- [Goal of the exercise]: The entries below must be repeated exactly. None may be skipped.

- [Data excerpts]:
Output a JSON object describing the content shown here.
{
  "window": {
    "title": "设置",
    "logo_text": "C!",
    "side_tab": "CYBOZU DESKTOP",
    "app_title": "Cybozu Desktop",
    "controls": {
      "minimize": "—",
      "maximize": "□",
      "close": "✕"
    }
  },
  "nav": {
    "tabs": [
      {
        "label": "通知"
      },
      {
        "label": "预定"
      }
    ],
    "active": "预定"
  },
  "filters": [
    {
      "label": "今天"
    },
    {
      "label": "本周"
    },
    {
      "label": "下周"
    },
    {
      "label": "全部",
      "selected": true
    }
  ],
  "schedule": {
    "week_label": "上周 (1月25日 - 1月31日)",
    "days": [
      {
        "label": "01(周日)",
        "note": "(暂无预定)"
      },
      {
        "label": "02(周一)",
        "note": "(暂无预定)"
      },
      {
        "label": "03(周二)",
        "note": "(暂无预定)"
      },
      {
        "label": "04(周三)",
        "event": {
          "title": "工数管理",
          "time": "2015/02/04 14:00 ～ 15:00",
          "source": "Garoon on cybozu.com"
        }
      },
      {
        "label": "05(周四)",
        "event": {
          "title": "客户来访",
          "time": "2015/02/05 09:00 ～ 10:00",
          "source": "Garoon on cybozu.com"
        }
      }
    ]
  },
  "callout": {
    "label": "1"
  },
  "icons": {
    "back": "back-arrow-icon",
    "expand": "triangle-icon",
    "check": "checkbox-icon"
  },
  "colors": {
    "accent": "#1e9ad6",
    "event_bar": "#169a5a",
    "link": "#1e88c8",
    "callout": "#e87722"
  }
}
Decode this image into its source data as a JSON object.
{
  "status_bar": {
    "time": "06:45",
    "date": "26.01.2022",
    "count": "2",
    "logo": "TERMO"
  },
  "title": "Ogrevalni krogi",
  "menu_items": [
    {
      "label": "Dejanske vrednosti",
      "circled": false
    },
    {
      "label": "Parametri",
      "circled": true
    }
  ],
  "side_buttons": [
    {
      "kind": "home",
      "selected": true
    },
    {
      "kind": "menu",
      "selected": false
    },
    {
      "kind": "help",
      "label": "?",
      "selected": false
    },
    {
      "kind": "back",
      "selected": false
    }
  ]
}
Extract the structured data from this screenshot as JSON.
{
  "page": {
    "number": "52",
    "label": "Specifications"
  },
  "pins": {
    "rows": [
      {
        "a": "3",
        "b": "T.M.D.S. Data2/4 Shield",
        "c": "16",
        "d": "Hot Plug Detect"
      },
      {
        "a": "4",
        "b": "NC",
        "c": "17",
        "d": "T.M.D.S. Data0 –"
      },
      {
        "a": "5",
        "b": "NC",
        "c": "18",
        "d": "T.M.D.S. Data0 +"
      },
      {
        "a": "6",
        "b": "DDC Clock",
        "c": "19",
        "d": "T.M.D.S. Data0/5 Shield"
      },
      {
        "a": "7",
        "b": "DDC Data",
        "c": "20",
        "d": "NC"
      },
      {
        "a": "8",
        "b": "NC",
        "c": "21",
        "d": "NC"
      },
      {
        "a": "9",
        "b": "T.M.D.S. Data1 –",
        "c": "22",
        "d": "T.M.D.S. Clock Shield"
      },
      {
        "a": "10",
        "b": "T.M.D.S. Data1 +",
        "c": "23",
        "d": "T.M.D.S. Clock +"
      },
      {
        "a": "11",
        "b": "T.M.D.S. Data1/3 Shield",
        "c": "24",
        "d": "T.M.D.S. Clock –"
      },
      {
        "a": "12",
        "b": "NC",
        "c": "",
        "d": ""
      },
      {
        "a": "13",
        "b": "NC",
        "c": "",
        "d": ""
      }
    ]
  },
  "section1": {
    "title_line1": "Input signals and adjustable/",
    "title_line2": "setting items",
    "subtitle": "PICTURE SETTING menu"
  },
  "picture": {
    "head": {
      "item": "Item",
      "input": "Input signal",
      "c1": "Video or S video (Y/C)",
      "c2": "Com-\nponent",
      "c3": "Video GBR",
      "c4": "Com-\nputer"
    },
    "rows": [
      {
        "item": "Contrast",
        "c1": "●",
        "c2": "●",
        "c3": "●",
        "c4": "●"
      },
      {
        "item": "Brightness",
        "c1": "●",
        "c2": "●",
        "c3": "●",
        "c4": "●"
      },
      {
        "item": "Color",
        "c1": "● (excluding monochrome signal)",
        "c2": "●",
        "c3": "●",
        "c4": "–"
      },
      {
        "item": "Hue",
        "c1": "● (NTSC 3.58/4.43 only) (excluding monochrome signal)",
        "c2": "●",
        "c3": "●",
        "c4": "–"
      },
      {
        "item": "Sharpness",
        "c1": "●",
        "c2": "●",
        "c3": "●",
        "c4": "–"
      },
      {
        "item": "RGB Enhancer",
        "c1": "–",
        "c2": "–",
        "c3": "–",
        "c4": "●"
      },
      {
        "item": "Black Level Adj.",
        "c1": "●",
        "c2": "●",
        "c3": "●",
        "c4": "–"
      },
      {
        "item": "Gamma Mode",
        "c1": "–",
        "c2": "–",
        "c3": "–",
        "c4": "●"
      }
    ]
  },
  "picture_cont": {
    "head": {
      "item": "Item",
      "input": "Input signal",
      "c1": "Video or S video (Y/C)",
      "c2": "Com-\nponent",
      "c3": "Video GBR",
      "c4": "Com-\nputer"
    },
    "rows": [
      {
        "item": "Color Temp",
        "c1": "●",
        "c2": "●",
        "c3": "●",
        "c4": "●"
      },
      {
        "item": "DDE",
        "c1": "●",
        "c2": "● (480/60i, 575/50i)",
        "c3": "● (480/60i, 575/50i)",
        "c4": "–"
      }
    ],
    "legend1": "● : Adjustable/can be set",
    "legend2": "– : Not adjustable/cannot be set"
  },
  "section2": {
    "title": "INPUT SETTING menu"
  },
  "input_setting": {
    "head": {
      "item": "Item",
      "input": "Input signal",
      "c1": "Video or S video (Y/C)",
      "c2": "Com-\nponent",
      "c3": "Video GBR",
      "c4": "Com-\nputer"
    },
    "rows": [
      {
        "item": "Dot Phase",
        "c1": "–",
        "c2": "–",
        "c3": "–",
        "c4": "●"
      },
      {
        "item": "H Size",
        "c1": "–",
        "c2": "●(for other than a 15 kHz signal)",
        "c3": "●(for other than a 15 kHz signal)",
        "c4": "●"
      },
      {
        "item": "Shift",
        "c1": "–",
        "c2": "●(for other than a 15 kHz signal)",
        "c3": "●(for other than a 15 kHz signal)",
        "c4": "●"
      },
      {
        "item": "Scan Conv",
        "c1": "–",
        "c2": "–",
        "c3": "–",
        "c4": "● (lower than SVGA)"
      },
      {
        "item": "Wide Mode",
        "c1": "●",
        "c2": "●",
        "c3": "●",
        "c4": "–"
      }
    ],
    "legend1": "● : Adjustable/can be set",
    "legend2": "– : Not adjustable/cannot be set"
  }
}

- [Answer box]:
Output a JSON object describing the content shown here.
{
  "window": {
    "title": "设置",
    "logo_text": "C!",
    "side_tab": "CYBOZU DESKTOP",
    "app_title": "Cybozu Desktop",
    "controls": {
      "minimize": "—",
      "maximize": "□",
      "close": "✕"
    }
  },
  "nav": {
    "tabs": [
      {
        "label": "通知"
      },
      {
        "label": "预定"
      }
    ],
    "active": "预定"
  },
  "filters": [
    {
      "label": "今天"
    },
    {
      "label": "本周"
    },
    {
      "label": "下周"
    },
    {
      "label": "全部",
      "selected": true
    }
  ],
  "schedule": {
    "week_label": "上周 (1月25日 - 1月31日)",
    "days": [
      {
        "label": "01(周日)",
        "note": "(暂无预定)"
      },
      {
        "label": "02(周一)",
        "note": "(暂无预定)"
      },
      {
        "label": "03(周二)",
        "note": "(暂无预定)"
      },
      {
        "label": "04(周三)",
        "event": {
          "title": "工数管理",
          "time": "2015/02/04 14:00 ～ 15:00",
          "source": "Garoon on cybozu.com"
        }
      },
      {
        "label": "05(周四)",
        "event": {
          "title": "客户来访",
          "time": "2015/02/05 09:00 ～ 10:00",
          "source": "Garoon on cybozu.com"
        }
      }
    ]
  },
  "callout": {
    "label": "1"
  },
  "icons": {
    "back": "back-arrow-icon",
    "expand": "triangle-icon",
    "check": "checkbox-icon"
  },
  "colors": {
    "accent": "#1e9ad6",
    "event_bar": "#169a5a",
    "link": "#1e88c8",
    "callout": "#e87722"
  }
}
Decode this image into its source data as a JSON object.
{
  "status_bar": {
    "time": "06:45",
    "date": "26.01.2022",
    "count": "2",
    "logo": "TERMO"
  },
  "title": "Ogrevalni krogi",
  "menu_items": [
    {
      "label": "Dejanske vrednosti",
      "circled": false
    },
    {
      "label": "Parametri",
      "circled": true
    }
  ],
  "side_buttons": [
    {
      "kind": "home",
      "selected": true
    },
    {
      "kind": "menu",
      "selected": false
    },
    {
      "kind": "help",
      "label": "?",
      "selected": false
    },
    {
      "kind": "back",
      "selected": false
    }
  ]
}
Extract the structured data from this screenshot as JSON.
{
  "page": {
    "number": "52",
    "label": "Specifications"
  },
  "pins": {
    "rows": [
      {
        "a": "3",
        "b": "T.M.D.S. Data2/4 Shield",
        "c": "16",
        "d": "Hot Plug Detect"
      },
      {
        "a": "4",
        "b": "NC",
        "c": "17",
        "d": "T.M.D.S. Data0 –"
      },
      {
        "a": "5",
        "b": "NC",
        "c": "18",
        "d": "T.M.D.S. Data0 +"
      },
      {
        "a": "6",
        "b": "DDC Clock",
        "c": "19",
        "d": "T.M.D.S. Data0/5 Shield"
      },
      {
        "a": "7",
        "b": "DDC Data",
        "c": "20",
        "d": "NC"
      },
      {
        "a": "8",
        "b": "NC",
        "c": "21",
        "d": "NC"
      },
      {
        "a": "9",
        "b": "T.M.D.S. Data1 –",
        "c": "22",
        "d": "T.M.D.S. Clock Shield"
      },
      {
        "a": "10",
        "b": "T.M.D.S. Data1 +",
        "c": "23",
        "d": "T.M.D.S. Clock +"
      },
      {
        "a": "11",
        "b": "T.M.D.S. Data1/3 Shield",
        "c": "24",
        "d": "T.M.D.S. Clock –"
      },
      {
        "a": "12",
        "b": "NC",
        "c": "",
        "d": ""
      },
      {
        "a": "13",
        "b": "NC",
        "c": "",
        "d": ""
      }
    ]
  },
  "section1": {
    "title_line1": "Input signals and adjustable/",
    "title_line2": "setting items",
    "subtitle": "PICTURE SETTING menu"
  },
  "picture": {
    "head": {
      "item": "Item",
      "input": "Input signal",
      "c1": "Video or S video (Y/C)",
      "c2": "Com-\nponent",
      "c3": "Video GBR",
      "c4": "Com-\nputer"
    },
    "rows": [
      {
        "item": "Contrast",
        "c1": "●",
        "c2": "●",
        "c3": "●",
        "c4": "●"
      },
      {
        "item": "Brightness",
        "c1": "●",
        "c2": "●",
        "c3": "●",
        "c4": "●"
      },
      {
        "item": "Color",
        "c1": "● (excluding monochrome signal)",
        "c2": "●",
        "c3": "●",
        "c4": "–"
      },
      {
        "item": "Hue",
        "c1": "● (NTSC 3.58/4.43 only) (excluding monochrome signal)",
        "c2": "●",
        "c3": "●",
        "c4": "–"
      },
      {
        "item": "Sharpness",
        "c1": "●",
        "c2": "●",
        "c3": "●",
        "c4": "–"
      },
      {
        "item": "RGB Enhancer",
        "c1": "–",
        "c2": "–",
        "c3": "–",
        "c4": "●"
      },
      {
        "item": "Black Level Adj.",
        "c1": "●",
        "c2": "●",
        "c3": "●",
        "c4": "–"
      },
      {
        "item": "Gamma Mode",
        "c1": "–",
        "c2": "–",
        "c3": "–",
        "c4": "●"
      }
    ]
  },
  "picture_cont": {
    "head": {
      "item": "Item",
      "input": "Input signal",
      "c1": "Video or S video (Y/C)",
      "c2": "Com-\nponent",
      "c3": "Video GBR",
      "c4": "Com-\nputer"
    },
    "rows": [
      {
        "item": "Color Temp",
        "c1": "●",
        "c2": "●",
        "c3": "●",
        "c4": "●"
      },
      {
        "item": "DDE",
        "c1": "●",
        "c2": "● (480/60i, 575/50i)",
        "c3": "● (480/60i, 575/50i)",
        "c4": "–"
      }
    ],
    "legend1": "● : Adjustable/can be set",
    "legend2": "– : Not adjustable/cannot be set"
  },
  "section2": {
    "title": "INPUT SETTING menu"
  },
  "input_setting": {
    "head": {
      "item": "Item",
      "input": "Input signal",
      "c1": "Video or S video (Y/C)",
      "c2": "Com-\nponent",
      "c3": "Video GBR",
      "c4": "Com-\nputer"
    },
    "rows": [
      {
        "item": "Dot Phase",
        "c1": "–",
        "c2": "–",
        "c3": "–",
        "c4": "●"
      },
      {
        "item": "H Size",
        "c1": "–",
        "c2": "●(for other than a 15 kHz signal)",
        "c3": "●(for other than a 15 kHz signal)",
        "c4": "●"
      },
      {
        "item": "Shift",
        "c1": "–",
        "c2": "●(for other than a 15 kHz signal)",
        "c3": "●(for other than a 15 kHz signal)",
        "c4": "●"
      },
      {
        "item": "Scan Conv",
        "c1": "–",
        "c2": "–",
        "c3": "–",
        "c4": "● (lower than SVGA)"
      },
      {
        "item": "Wide Mode",
        "c1": "●",
        "c2": "●",
        "c3": "●",
        "c4": "–"
      }
    ],
    "legend1": "● : Adjustable/can be set",
    "legend2": "– : Not adjustable/cannot be set"
  }
}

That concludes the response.